Runners began to fall amid the wind and ice and succumb to the cold, with many becoming weary from what news reports have attributed to hypothermia. Several racers went missing from the course as calls for help went out on cell phones and social-media platforms. 

The deadly May 24 race, held at Yellow River Stone Forest Park in Gansu Province in a northwestern part of China, was organized by the Baiyin Municipal Committee, Baiyin City Sports Bureau and the local branches of the Communist Party of China. The deaths prompted outrage in China, with online commentators questioning the preparedness of the local government that organized the race, according to The New York Times

China has become a hot spot for trail running in recent years, with more new races and participation there than anywhere else in the world.
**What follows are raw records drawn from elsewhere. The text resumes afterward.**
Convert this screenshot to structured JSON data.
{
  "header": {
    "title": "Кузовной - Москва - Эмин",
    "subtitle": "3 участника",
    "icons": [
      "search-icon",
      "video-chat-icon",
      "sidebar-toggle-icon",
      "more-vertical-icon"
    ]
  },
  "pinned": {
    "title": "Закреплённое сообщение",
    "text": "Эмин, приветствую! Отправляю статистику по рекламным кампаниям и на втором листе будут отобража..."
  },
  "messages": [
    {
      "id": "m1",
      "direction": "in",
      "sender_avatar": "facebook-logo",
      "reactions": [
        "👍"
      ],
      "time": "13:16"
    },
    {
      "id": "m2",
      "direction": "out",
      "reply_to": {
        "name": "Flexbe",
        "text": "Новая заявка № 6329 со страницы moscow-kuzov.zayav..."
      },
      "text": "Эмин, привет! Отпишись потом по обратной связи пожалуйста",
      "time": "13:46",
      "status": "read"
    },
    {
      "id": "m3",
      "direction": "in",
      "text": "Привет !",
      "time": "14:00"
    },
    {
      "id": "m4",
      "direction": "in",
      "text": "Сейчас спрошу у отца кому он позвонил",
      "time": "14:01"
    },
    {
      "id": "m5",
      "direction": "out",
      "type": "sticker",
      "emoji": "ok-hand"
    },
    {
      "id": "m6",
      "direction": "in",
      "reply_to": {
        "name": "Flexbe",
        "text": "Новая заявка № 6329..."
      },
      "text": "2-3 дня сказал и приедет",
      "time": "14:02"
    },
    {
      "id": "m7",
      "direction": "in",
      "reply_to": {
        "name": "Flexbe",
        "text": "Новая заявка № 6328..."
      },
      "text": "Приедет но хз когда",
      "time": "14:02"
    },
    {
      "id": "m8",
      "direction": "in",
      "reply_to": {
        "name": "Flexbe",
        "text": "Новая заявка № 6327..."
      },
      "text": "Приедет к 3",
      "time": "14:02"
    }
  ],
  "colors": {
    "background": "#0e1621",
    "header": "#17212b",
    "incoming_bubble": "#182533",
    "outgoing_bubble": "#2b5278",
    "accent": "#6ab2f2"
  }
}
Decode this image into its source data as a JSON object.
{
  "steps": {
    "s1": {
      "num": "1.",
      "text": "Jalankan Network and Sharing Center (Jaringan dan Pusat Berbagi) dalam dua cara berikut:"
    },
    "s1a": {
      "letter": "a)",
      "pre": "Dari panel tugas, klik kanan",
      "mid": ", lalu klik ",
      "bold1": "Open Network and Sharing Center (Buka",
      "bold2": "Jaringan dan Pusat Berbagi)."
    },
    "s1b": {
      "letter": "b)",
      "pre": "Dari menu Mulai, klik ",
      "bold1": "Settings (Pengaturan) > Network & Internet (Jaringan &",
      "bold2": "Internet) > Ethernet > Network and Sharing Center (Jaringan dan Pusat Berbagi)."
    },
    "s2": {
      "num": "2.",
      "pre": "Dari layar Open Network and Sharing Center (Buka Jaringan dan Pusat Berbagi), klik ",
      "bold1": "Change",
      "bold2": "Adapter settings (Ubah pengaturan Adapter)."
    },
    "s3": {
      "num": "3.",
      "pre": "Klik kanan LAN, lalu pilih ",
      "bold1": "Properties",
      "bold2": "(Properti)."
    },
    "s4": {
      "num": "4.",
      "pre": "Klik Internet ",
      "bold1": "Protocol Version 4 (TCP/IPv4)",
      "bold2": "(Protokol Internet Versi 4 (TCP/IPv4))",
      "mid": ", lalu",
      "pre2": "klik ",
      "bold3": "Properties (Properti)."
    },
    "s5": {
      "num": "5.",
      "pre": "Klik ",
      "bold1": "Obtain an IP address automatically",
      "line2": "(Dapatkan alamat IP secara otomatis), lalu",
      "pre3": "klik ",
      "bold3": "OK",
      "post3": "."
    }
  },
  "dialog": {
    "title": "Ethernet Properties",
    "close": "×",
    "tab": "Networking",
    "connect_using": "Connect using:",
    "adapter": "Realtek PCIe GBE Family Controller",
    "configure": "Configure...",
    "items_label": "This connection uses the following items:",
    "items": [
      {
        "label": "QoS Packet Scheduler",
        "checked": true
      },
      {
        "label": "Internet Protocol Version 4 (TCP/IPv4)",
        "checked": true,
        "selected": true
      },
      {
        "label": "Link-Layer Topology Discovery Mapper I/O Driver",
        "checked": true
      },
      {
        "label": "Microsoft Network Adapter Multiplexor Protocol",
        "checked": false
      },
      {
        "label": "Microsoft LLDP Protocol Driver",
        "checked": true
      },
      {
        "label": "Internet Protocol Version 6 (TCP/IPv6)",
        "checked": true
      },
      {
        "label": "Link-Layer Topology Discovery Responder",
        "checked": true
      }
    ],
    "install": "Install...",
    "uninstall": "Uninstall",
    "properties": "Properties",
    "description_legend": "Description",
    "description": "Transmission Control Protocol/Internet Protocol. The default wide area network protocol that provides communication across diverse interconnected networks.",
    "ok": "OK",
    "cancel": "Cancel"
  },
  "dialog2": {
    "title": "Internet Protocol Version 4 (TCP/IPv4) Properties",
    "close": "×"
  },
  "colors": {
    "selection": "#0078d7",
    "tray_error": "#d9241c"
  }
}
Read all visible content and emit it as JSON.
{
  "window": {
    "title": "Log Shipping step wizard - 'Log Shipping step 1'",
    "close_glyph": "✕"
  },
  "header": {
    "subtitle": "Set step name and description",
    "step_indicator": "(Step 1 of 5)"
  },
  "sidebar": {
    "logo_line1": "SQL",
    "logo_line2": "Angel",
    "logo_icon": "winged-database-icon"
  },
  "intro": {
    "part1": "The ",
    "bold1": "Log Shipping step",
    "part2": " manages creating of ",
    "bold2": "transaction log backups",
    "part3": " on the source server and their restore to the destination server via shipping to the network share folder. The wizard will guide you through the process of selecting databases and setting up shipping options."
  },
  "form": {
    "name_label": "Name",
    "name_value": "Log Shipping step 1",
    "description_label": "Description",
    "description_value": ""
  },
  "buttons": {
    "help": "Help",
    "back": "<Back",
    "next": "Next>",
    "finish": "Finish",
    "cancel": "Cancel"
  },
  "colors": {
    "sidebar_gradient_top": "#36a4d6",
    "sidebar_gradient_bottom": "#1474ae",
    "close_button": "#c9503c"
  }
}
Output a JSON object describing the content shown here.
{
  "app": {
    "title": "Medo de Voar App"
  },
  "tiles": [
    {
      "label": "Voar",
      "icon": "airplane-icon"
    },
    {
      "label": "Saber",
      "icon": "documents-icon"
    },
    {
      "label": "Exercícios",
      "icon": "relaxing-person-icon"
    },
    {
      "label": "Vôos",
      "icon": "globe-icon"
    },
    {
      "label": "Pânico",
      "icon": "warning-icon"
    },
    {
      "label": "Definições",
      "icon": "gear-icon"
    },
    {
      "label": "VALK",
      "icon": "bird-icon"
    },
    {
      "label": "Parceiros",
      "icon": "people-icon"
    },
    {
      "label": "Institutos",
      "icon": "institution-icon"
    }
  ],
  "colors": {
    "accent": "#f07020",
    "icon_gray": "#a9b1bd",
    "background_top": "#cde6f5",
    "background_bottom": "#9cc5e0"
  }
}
All endurance sports have been booming in China for the past decade as part of a changing cultural landscape with a new focus on leisure-time hobbies, fitness and outdoor recreation. There are hundreds of trail-running races in the country and numerous ultra-distance events that have been started in the past few years, including the Gaoligong by UTMB with races from 55K to 160K.

The challenging, high-altitude Yellow River Stone Forest 100K began early on Saturday morning, with more than 170 eager runners toeing the line in cool, breezy but mostly mild conditions. There were a handful of internationally known elites and numerous fast age-groupers, but it was largely a field of novice recreational runners.

Amid the dangerous conditions, organizers called off the race by early afternoon and sent a rescue team of hundreds onto the course to help the runners. The search party managed to save 151 athletes, but 21 passed away and another eight were taken to hospitals. 

 

“Hopefully this is just a suspension and events can resume in the future,” trail runner Rob James commented on social media. “All events should be doing their risk assessments, producing safety and contingency plans and being run by teams with the relevant experience and ability to make the right call at the right time. One death is too many, but this was tragic and no matter how experienced a runner is, we put our trust in organizers without questioning their credentials, planning and ability to manage different scenarios.”

Vector Xu, a 22-year-old runner, said she had seen ultra-distance races as her “final destination” and preferred trail running in the mountains to urban marathons because they allowed competitors to “get back to nature and feel free.”

She completed a 35km (21.7 miles) race on Mount Mogan, in eastern Zhejiang province on Sunday — the day after the Gansu tragedy — but now plans to stop trail running for the time being.

She also said trail runners needed to ensure they had outdoor-survival and basic first-aid skills — something the typical marathon runner does not need.

“For greater professionalism and safety, I will need to invest in the necessary equipment,” Xu said. “The entry barriers are way higher compared to marathons.”

 

Brian Metzler was the founding editor of Trail Runner and now serves as a contributing editor.